Activity – In the entries below, find the string "chat" and return each line holding it.

[[ Extracted records open ]]

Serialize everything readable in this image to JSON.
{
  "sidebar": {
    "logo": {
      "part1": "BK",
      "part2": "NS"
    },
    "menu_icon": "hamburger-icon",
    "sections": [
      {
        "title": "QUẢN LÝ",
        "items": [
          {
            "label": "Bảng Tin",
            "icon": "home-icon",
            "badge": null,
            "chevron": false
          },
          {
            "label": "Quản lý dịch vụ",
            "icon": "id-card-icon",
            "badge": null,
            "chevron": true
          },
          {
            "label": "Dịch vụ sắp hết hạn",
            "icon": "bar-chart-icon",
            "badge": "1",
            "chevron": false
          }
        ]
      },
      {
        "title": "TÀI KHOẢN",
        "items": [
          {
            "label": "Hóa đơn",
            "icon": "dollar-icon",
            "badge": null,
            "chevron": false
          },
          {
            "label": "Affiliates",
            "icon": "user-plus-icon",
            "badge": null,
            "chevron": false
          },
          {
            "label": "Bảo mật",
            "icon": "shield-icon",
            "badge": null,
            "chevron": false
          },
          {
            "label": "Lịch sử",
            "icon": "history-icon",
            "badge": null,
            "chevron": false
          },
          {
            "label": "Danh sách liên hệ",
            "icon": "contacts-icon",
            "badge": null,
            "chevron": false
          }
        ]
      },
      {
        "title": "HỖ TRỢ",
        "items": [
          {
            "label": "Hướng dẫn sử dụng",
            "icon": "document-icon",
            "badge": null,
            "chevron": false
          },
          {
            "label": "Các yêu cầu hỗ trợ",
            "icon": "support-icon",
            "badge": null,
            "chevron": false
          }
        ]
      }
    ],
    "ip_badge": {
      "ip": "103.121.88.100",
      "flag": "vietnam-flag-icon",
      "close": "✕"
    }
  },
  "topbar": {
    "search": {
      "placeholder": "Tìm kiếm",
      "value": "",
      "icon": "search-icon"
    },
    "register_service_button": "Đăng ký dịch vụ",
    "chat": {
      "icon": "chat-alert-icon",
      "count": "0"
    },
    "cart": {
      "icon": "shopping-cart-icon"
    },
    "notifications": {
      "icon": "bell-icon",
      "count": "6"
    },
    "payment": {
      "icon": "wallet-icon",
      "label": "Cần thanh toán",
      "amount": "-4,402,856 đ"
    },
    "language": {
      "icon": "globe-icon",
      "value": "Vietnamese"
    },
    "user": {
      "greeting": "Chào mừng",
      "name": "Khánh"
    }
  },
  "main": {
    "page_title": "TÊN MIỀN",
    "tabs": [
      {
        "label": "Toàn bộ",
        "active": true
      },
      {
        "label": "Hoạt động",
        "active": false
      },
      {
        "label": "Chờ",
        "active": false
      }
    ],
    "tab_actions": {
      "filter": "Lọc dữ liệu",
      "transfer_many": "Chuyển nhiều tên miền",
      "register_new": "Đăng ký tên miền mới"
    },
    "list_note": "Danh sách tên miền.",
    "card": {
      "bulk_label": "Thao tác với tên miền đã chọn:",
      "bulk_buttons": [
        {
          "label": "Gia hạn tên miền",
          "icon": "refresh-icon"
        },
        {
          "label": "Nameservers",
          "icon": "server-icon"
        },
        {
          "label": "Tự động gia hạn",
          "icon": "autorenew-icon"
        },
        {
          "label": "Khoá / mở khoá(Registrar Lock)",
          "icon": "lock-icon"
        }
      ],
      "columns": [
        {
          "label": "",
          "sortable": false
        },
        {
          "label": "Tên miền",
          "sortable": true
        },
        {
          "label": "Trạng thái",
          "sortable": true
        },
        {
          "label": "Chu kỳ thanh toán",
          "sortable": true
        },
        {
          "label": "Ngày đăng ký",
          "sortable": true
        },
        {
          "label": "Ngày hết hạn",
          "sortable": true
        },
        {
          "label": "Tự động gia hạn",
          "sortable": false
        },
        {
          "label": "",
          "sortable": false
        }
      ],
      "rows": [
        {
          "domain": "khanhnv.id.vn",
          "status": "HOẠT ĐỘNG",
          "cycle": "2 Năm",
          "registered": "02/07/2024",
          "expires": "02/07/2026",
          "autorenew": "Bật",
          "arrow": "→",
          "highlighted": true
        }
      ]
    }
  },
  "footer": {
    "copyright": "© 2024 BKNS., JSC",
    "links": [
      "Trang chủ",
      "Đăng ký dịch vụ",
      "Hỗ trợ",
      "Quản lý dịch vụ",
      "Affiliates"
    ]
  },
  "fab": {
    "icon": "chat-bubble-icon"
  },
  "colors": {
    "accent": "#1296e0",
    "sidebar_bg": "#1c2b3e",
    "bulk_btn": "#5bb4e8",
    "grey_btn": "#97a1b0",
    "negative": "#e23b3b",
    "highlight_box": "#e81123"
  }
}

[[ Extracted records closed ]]

Exercise answer –
    "chat": {
      "icon": "chat-alert-icon",
    "icon": "chat-bubble-icon"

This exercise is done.